▶ EXERCISE INSTRUCTIONS: Check each line of the records below and collect those holding "subtitle".

[Excerpts from an interface dataset]

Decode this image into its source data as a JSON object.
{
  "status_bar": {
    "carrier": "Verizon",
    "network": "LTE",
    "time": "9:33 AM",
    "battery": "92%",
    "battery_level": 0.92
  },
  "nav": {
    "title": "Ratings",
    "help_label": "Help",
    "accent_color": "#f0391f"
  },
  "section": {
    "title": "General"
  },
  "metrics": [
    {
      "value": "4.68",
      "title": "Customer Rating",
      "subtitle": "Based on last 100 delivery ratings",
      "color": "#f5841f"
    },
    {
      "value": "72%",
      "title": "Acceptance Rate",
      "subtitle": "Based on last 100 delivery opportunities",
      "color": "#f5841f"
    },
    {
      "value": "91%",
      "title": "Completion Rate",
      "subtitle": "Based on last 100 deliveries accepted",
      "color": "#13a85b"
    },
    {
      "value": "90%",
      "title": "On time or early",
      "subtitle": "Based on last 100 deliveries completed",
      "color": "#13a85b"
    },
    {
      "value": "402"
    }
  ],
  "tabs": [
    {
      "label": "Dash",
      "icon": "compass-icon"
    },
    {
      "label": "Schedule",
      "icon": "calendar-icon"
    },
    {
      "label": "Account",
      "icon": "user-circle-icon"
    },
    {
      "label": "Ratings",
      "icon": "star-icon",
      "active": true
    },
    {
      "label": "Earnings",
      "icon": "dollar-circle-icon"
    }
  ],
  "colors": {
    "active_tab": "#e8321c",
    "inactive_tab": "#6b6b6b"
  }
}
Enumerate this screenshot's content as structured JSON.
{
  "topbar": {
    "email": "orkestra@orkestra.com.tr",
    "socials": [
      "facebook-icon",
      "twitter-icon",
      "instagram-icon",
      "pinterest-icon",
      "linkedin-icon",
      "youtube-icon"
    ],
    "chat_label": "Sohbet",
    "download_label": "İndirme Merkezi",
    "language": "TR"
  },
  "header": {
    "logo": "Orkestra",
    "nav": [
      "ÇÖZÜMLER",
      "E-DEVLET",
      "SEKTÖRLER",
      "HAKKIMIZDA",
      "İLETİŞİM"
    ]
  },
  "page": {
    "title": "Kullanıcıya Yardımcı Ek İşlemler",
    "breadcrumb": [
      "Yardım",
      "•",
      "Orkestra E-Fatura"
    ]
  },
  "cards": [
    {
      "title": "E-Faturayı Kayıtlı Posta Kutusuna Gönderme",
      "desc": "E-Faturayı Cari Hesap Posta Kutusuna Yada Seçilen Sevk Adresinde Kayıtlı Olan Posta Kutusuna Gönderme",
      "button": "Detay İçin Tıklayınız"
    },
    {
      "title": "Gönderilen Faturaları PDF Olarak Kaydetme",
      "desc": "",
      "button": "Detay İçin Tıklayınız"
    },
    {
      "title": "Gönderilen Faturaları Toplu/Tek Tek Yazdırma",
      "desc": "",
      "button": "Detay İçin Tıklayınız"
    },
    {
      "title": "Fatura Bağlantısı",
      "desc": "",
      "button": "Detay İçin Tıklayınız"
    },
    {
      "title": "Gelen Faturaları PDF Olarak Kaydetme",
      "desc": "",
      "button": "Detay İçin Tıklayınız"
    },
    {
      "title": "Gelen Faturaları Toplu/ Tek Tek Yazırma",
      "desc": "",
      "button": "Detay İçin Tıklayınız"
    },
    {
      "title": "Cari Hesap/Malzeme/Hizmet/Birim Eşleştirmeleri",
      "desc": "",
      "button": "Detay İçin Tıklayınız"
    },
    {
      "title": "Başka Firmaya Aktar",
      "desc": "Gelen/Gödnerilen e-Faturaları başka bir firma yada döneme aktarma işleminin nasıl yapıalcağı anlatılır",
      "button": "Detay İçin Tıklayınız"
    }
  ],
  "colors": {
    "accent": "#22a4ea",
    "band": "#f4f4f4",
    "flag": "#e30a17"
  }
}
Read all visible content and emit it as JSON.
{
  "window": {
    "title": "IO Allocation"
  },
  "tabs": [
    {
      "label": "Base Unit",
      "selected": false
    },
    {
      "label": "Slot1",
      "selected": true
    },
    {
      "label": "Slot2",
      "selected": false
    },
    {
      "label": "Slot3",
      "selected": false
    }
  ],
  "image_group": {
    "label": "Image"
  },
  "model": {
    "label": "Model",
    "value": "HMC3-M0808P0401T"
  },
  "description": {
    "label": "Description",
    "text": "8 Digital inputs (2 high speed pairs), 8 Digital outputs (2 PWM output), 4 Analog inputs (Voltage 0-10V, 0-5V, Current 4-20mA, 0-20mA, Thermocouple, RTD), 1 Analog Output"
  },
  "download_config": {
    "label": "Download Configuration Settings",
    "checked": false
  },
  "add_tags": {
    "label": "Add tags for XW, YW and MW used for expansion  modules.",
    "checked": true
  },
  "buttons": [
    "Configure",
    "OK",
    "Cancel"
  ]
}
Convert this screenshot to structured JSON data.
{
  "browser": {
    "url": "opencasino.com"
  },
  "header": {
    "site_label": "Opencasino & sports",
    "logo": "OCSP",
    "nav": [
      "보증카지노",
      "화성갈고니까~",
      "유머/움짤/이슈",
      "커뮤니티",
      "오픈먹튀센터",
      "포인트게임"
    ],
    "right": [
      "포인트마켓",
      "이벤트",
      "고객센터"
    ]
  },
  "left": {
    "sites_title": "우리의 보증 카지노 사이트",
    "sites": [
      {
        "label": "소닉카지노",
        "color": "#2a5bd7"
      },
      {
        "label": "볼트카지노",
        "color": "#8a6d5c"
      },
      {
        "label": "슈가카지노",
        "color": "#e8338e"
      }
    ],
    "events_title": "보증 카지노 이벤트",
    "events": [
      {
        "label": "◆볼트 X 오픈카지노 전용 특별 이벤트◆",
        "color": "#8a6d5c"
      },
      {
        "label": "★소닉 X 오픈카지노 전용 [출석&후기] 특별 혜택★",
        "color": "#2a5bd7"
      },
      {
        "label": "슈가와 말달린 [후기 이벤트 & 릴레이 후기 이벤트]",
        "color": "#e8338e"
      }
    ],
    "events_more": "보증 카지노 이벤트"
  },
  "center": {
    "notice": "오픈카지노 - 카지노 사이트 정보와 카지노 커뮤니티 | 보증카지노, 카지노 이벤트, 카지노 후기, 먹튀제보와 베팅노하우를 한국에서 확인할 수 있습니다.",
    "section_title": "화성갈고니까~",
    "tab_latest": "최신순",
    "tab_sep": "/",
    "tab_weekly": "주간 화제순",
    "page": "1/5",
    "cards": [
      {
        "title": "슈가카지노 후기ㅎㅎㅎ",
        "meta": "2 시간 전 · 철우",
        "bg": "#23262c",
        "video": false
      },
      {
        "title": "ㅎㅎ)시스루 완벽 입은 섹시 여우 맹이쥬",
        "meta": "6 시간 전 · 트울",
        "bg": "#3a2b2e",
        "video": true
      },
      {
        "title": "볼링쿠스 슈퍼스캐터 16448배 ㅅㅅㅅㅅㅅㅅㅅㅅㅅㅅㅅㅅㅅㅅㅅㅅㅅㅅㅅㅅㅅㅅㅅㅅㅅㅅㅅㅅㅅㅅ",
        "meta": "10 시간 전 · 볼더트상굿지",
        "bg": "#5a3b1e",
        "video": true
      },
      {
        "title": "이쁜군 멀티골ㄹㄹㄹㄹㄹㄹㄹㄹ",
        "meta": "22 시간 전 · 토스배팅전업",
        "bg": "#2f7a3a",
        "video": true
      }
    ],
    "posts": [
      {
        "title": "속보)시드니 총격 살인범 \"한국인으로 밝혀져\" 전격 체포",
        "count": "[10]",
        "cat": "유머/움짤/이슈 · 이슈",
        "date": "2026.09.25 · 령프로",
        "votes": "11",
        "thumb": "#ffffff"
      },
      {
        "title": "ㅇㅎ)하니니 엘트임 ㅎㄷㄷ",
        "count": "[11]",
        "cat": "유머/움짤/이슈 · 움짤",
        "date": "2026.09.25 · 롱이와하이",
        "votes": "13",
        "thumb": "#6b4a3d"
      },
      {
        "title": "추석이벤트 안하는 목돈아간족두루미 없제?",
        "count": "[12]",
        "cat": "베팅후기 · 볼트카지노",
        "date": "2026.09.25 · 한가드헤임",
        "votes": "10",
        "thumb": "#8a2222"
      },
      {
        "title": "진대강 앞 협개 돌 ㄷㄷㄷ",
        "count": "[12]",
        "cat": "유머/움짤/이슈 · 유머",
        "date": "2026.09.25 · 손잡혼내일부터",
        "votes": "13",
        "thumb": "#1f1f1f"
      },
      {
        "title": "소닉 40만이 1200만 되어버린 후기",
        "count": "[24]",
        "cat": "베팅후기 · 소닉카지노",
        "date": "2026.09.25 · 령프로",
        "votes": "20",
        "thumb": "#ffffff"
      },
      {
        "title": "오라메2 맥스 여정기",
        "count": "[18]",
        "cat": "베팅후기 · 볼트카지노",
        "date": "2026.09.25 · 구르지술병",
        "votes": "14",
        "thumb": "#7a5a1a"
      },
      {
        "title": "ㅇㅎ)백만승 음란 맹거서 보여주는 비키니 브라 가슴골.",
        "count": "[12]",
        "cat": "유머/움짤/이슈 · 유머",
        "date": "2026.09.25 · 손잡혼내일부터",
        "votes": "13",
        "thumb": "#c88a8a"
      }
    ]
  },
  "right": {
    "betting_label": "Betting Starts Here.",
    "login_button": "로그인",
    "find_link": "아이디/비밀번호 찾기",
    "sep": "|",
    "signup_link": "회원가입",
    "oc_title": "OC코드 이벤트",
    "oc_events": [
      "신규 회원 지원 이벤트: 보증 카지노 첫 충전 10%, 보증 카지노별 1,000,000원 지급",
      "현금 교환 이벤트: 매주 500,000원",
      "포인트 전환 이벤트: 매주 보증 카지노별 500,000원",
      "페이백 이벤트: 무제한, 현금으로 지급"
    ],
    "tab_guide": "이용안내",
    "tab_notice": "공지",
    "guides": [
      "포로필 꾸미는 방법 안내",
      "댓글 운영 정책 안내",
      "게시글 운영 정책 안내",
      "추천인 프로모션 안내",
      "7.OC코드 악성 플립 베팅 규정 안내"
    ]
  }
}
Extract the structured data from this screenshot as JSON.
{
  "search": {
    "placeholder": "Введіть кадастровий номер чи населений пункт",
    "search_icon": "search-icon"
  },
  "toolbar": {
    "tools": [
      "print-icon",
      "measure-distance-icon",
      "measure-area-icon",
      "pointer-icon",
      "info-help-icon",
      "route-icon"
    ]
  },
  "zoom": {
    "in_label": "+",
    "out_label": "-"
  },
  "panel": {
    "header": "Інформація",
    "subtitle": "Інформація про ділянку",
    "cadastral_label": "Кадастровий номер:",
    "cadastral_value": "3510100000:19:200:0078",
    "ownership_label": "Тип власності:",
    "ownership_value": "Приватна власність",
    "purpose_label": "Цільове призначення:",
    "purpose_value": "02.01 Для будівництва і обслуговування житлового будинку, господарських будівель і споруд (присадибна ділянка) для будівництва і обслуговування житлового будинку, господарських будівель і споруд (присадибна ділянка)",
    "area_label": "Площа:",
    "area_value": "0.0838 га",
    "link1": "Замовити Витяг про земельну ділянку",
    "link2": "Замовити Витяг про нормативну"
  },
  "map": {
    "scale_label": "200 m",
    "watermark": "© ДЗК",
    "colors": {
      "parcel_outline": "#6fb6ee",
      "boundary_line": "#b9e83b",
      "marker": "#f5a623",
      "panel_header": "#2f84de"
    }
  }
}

▶ EXERCISE ANSWER:
      "subtitle": "Based on last 100 delivery ratings",
      "subtitle": "Based on last 100 delivery opportunities",
      "subtitle": "Based on last 100 deliveries accepted",
      "subtitle": "Based on last 100 deliveries completed",
    "subtitle": "Інформація про ділянку",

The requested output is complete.